Greece’s Sovereign Debt Crisis and its Economic Aftermath. Analysis & Lessons
Quite interesting a discussion was held – on the 7th of February 2024 – between figures who played important roles in dealing with Greece’s debt crisis at the presentation of (former Governor of the Bank of Greece and negotiator of the country’s accession to the euro area) Nikos Garganas’ book: Greece’s Sovereign Debt Crisis and its Economic Aftermath: Analysis and Lessons, just published by Kerkyra Publications – economia Publishing.
The discussion was moderated by the Chairman of the National Bank of Greece and of the Greek Banking Association, Professor Gikas Hardouvelis, who also happened to have served as Greece’s Finance Minister during a crucial time of the Greek debt crisis.

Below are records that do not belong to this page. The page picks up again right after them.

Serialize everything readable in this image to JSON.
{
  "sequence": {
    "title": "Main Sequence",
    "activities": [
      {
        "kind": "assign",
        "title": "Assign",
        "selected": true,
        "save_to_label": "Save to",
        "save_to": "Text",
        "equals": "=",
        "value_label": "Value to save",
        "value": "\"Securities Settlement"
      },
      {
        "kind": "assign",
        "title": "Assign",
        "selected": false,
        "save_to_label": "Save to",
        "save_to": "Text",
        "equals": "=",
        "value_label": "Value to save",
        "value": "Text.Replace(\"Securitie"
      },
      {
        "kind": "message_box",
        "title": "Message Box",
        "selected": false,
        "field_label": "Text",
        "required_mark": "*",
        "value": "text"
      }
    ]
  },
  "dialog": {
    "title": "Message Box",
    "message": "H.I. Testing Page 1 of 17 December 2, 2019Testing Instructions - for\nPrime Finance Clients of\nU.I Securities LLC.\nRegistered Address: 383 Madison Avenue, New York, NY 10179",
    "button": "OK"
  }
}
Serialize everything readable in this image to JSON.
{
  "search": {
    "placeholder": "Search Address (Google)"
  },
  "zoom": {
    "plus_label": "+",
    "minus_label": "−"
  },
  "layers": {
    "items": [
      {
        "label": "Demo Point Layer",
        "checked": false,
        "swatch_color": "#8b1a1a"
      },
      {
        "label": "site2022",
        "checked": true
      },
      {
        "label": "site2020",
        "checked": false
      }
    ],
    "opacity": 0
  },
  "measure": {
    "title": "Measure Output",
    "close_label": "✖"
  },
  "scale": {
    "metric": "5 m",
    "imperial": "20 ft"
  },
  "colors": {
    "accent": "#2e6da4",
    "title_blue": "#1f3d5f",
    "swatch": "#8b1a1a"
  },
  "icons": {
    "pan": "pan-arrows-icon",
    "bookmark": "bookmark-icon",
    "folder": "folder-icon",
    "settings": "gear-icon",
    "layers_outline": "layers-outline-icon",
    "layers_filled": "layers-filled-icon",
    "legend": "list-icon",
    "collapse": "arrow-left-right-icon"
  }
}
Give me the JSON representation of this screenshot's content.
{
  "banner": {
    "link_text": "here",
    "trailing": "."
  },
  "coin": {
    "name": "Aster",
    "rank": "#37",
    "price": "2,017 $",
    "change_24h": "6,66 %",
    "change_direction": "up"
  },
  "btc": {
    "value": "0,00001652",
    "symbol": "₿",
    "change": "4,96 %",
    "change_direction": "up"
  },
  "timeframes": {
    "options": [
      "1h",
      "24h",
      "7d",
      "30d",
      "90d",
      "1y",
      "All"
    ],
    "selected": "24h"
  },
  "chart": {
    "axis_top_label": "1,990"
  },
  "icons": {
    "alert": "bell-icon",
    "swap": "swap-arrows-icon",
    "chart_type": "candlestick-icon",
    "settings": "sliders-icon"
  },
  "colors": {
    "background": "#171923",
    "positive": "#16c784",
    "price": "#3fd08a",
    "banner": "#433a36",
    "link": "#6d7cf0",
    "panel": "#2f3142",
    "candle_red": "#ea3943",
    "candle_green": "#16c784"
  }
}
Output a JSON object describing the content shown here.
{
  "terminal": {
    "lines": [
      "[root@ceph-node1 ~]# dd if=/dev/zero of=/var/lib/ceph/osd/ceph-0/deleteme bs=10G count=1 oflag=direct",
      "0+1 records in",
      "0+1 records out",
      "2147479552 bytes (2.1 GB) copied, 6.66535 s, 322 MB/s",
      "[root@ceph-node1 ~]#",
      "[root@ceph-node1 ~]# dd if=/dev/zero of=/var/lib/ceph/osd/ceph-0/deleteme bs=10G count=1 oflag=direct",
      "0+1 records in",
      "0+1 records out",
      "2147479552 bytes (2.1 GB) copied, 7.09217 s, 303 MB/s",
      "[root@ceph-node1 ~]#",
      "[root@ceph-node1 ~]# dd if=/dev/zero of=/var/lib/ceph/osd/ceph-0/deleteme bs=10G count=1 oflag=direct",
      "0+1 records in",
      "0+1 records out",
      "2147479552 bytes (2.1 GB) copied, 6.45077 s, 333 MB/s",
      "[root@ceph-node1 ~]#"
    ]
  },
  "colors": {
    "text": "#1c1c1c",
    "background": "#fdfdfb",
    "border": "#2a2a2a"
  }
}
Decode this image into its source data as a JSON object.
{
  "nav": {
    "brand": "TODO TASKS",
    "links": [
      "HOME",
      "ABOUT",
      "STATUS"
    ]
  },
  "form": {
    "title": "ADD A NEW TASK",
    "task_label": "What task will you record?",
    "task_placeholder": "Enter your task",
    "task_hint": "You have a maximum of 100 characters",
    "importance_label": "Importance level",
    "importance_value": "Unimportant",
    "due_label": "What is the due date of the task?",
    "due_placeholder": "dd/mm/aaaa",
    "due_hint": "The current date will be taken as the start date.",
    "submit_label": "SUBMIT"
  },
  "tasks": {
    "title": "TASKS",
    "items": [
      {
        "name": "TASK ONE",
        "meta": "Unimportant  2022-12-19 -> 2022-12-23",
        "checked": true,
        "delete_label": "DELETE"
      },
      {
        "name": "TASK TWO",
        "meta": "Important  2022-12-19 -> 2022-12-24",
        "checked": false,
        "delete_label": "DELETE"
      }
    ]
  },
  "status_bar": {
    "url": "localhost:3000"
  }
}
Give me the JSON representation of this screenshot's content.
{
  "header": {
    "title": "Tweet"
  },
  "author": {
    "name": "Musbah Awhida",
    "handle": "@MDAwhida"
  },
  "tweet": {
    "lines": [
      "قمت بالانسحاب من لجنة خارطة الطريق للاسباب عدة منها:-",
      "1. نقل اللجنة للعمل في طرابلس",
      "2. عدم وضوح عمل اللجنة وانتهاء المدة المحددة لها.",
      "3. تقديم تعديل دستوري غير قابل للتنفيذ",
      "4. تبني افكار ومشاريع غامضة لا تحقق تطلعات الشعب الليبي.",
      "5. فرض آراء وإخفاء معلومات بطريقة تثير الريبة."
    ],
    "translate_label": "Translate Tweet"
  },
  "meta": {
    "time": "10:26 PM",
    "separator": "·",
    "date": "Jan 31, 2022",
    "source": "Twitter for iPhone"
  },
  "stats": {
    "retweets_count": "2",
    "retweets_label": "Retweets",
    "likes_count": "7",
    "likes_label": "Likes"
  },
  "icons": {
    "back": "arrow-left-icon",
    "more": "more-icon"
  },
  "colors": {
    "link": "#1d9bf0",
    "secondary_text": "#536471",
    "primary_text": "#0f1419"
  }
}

Professor Hardouvelis provided a brief synopsis of the book, noting that the book has an academic flair, staying clear of the politics and the personalities of the time, yet being quite precise on the factors causing the Greek debt crisis, its consequences, and its legacies, which continue to haunt us today. “The public opinion at large has not realized the roots of the crisis, thinking it is the Economic Adjustment Programmes that brought the crisis and not vice versa.” “It is thus important for our political system to learn the true causes of the crisis and not repeat the mistakes of the past. Those mistakes brought the Greek economy at the most precarious position in the post-dictatorship era.”
Professor Hardouvelis concluded that the book covers important topics for the majority of which there is wide consensus among economists. In some other topics there is diversity of opinion among economists, like for example the appropriate equilibrium exchange rate of the Greek drachma to the euro, or the role of political parties in prolonging the duration of the crisis. Hence, the book is rich in content and a “must read.”
Miranda Xafa, with extensive IMF experience and an author of an earlier analysis of the PSI operation over Greek debt (which was the core of the EU/IMF bailout operation) was prompt to stress he fact that “too many misundertandings persist as to what really caused the Greek crisis”; also, that the crisis was brewing long before it erupted. The write-off of 106 bn euros of debt (1/3 of the then-outstanding debt stock) and replacing it with long-term/low-interest bonds held by the official sector was an important concession on part of Greece’s creditors.
The fact that successive Adjustment Programmes opted for hiking tax rates rather than cutting public expenditure (a policy dictated by the IMF and the EU but accepted by successive Greek Governments) left Greee with quite a problem. Now, the main issue is how to get a minimum of social consensus so as to proceed.
IOBE research institute Director General and Professor of Economics at the Athens U. of Economics and Business Nikos Vettas made the strong statement that the depth of the crisis that Greece experienced should have taught its political class that such an experience should never be lived again – for the country and for its people. “The consequences of the crisis are still around us all”: both the workforce and the capital stock of the country have withered away.
Adjustment Programmes have aimed not only at debt alleviation but also at structural reform; still, fact that such reforms were experienced as being forced upon Greece did not help at a level of the “ownership” of measures introduced being accepted.
Current Minister of Finance Costis Hadjidakis, who also served in other ministerial posts during the adjustment effort, stressed the importance of Greeks realizing that “just as with households, also with countries: they cannot live beyond their means”, so that, even now that the Stability Pact rules have been relaxed, Greece’s policies should abide by strict discipline. As to reforms, “reforms need reformers, they need courage, but also they need alliances”; a minimum consensus within the country is of paramount important necessary.
Bank of Greece Governor Yannis Stournaras, who served as Finance Minister at the very depth of the crisis, said that it is essential for Greeks to dispel the myth that “Adjustment Programmes are the cause of the crisis” and to accept that “we brought the crisis upon our own heads”. The fact that Greece got from its partners 290 bn euros of financial support, of 20-years duration and at interest rates of around 1.2% should not be underestimated; if this alleviation had taken place earlier on, the end-result would be quite better – “but Greece’s partners were in a punishing mood”.
Nikos Garganas, as author of the book as well as actor of the Greek effort to join the euro, explained that his major concern was to counter persisting misconceptions around the causes of the debt crisis that are still pervasive in Greek public opinion and exert a pernicious influence on policy-making and on social life.
A family photo of the speakers.
From the left: Nikos Vettas, G. Hardouvelis, C. Hadjidakis, N. Garganas, M. Xafa, Y. Stournaras
N. Garganas and M. Xafa with John Spraos